What to do:
An exact, complete printout of the listing is wanted, minus its images.

________________________

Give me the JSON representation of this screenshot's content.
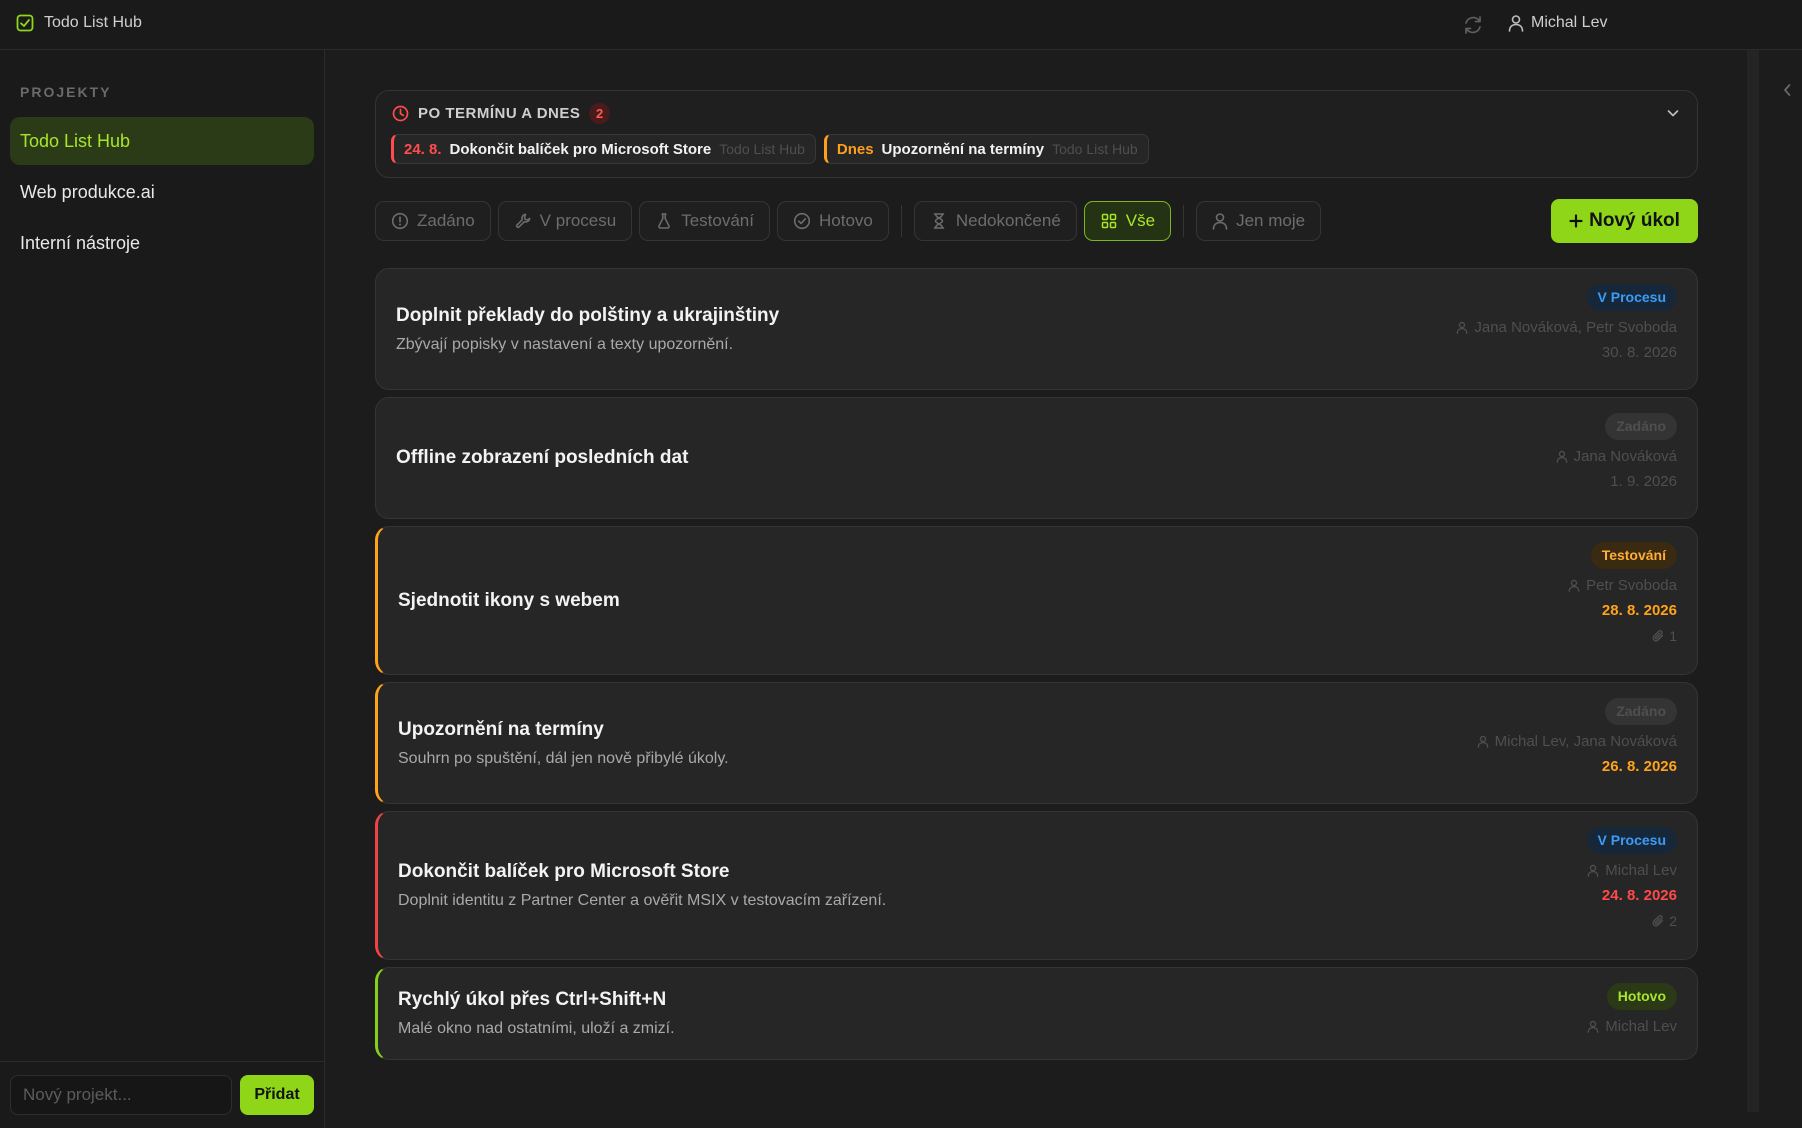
{
  "app": {
    "title": "Todo List Hub",
    "user": "Michal Lev"
  },
  "sidebar": {
    "heading": "PROJEKTY",
    "projects": [
      {
        "label": "Todo List Hub"
      },
      {
        "label": "Web produkce.ai"
      },
      {
        "label": "Interní nástroje"
      }
    ],
    "new_project_placeholder": "Nový projekt...",
    "add_label": "Přidat"
  },
  "overdue": {
    "title": "PO TERMÍNU A DNES",
    "count": "2",
    "items": [
      {
        "date": "24. 8.",
        "title": "Dokončit balíček pro Microsoft Store",
        "project": "Todo List Hub",
        "color": "#ff4d4d"
      },
      {
        "date": "Dnes",
        "title": "Upozornění na termíny",
        "project": "Todo List Hub",
        "color": "#ff9f1c"
      }
    ]
  },
  "filters": {
    "zadano": "Zadáno",
    "vprocesu": "V procesu",
    "testovani": "Testování",
    "hotovo": "Hotovo",
    "nedokoncene": "Nedokončené",
    "vse": "Vše",
    "jenmoje": "Jen moje",
    "active": "Vše"
  },
  "new_task_label": "Nový úkol",
  "tasks": [
    {
      "title": "Doplnit překlady do polštiny a ukrajinštiny",
      "desc": "Zbývají popisky v nastavení a texty upozornění.",
      "status": "V Procesu",
      "assignees": "Jana Nováková, Petr Svoboda",
      "date": "30. 8. 2026",
      "attachments": ""
    },
    {
      "title": "Offline zobrazení posledních dat",
      "desc": "",
      "status": "Zadáno",
      "assignees": "Jana Nováková",
      "date": "1. 9. 2026",
      "attachments": ""
    },
    {
      "title": "Sjednotit ikony s webem",
      "desc": "",
      "status": "Testování",
      "assignees": "Petr Svoboda",
      "date": "28. 8. 2026",
      "attachments": "1"
    },
    {
      "title": "Upozornění na termíny",
      "desc": "Souhrn po spuštění, dál jen nově přibylé úkoly.",
      "status": "Zadáno",
      "assignees": "Michal Lev, Jana Nováková",
      "date": "26. 8. 2026",
      "attachments": ""
    },
    {
      "title": "Dokončit balíček pro Microsoft Store",
      "desc": "Doplnit identitu z Partner Center a ověřit MSIX v testovacím zařízení.",
      "status": "V Procesu",
      "assignees": "Michal Lev",
      "date": "24. 8. 2026",
      "attachments": "2"
    },
    {
      "title": "Rychlý úkol přes Ctrl+Shift+N",
      "desc": "Malé okno nad ostatními, uloží a zmizí.",
      "status": "Hotovo",
      "assignees": "Michal Lev",
      "date": "",
      "attachments": ""
    }
  ],
  "colors": {
    "accent": "#8fd619",
    "overdue_red": "#ff4a4a",
    "due_orange": "#ffa31a",
    "in_progress_blue": "#3b9cf5"
  },
  "icons": {
    "app": "checkbox-icon",
    "refresh": "refresh-icon",
    "user": "user-icon",
    "overdue": "clock-icon",
    "collapse": "chevron-down-icon",
    "sidebar_collapse": "chevron-left-icon",
    "attachment": "paperclip-icon"
  }
}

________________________

Response to this task:
Give me the JSON representation of this screenshot's content.
{
  "app": {
    "title": "Todo List Hub",
    "user": "Michal Lev"
  },
  "sidebar": {
    "heading": "PROJEKTY",
    "projects": [
      {
        "label": "Todo List Hub"
      },
      {
        "label": "Web produkce.ai"
      },
      {
        "label": "Interní nástroje"
      }
    ],
    "new_project_placeholder": "Nový projekt...",
    "add_label": "Přidat"
  },
  "overdue": {
    "title": "PO TERMÍNU A DNES",
    "count": "2",
    "items": [
      {
        "date": "24. 8.",
        "title": "Dokončit balíček pro Microsoft Store",
        "project": "Todo List Hub",
        "color": "#ff4d4d"
      },
      {
        "date": "Dnes",
        "title": "Upozornění na termíny",
        "project": "Todo List Hub",
        "color": "#ff9f1c"
      }
    ]
  },
  "filters": {
    "zadano": "Zadáno",
    "vprocesu": "V procesu",
    "testovani": "Testování",
    "hotovo": "Hotovo",
    "nedokoncene": "Nedokončené",
    "vse": "Vše",
    "jenmoje": "Jen moje",
    "active": "Vše"
  },
  "new_task_label": "Nový úkol",
  "tasks": [
    {
      "title": "Doplnit překlady do polštiny a ukrajinštiny",
      "desc": "Zbývají popisky v nastavení a texty upozornění.",
      "status": "V Procesu",
      "assignees": "Jana Nováková, Petr Svoboda",
      "date": "30. 8. 2026",
      "attachments": ""
    },
    {
      "title": "Offline zobrazení posledních dat",
      "desc": "",
      "status": "Zadáno",
      "assignees": "Jana Nováková",
      "date": "1. 9. 2026",
      "attachments": ""
    },
    {
      "title": "Sjednotit ikony s webem",
      "desc": "",
      "status": "Testování",
      "assignees": "Petr Svoboda",
      "date": "28. 8. 2026",
      "attachments": "1"
    },
    {
      "title": "Upozornění na termíny",
      "desc": "Souhrn po spuštění, dál jen nově přibylé úkoly.",
      "status": "Zadáno",
      "assignees": "Michal Lev, Jana Nováková",
      "date": "26. 8. 2026",
      "attachments": ""
    },
    {
      "title": "Dokončit balíček pro Microsoft Store",
      "desc": "Doplnit identitu z Partner Center a ověřit MSIX v testovacím zařízení.",
      "status": "V Procesu",
      "assignees": "Michal Lev",
      "date": "24. 8. 2026",
      "attachments": "2"
    },
    {
      "title": "Rychlý úkol přes Ctrl+Shift+N",
      "desc": "Malé okno nad ostatními, uloží a zmizí.",
      "status": "Hotovo",
      "assignees": "Michal Lev",
      "date": "",
      "attachments": ""
    }
  ],
  "colors": {
    "accent": "#8fd619",
    "overdue_red": "#ff4a4a",
    "due_orange": "#ffa31a",
    "in_progress_blue": "#3b9cf5"
  },
  "icons": {
    "app": "checkbox-icon",
    "refresh": "refresh-icon",
    "user": "user-icon",
    "overdue": "clock-icon",
    "collapse": "chevron-down-icon",
    "sidebar_collapse": "chevron-left-icon",
    "attachment": "paperclip-icon"
  }
}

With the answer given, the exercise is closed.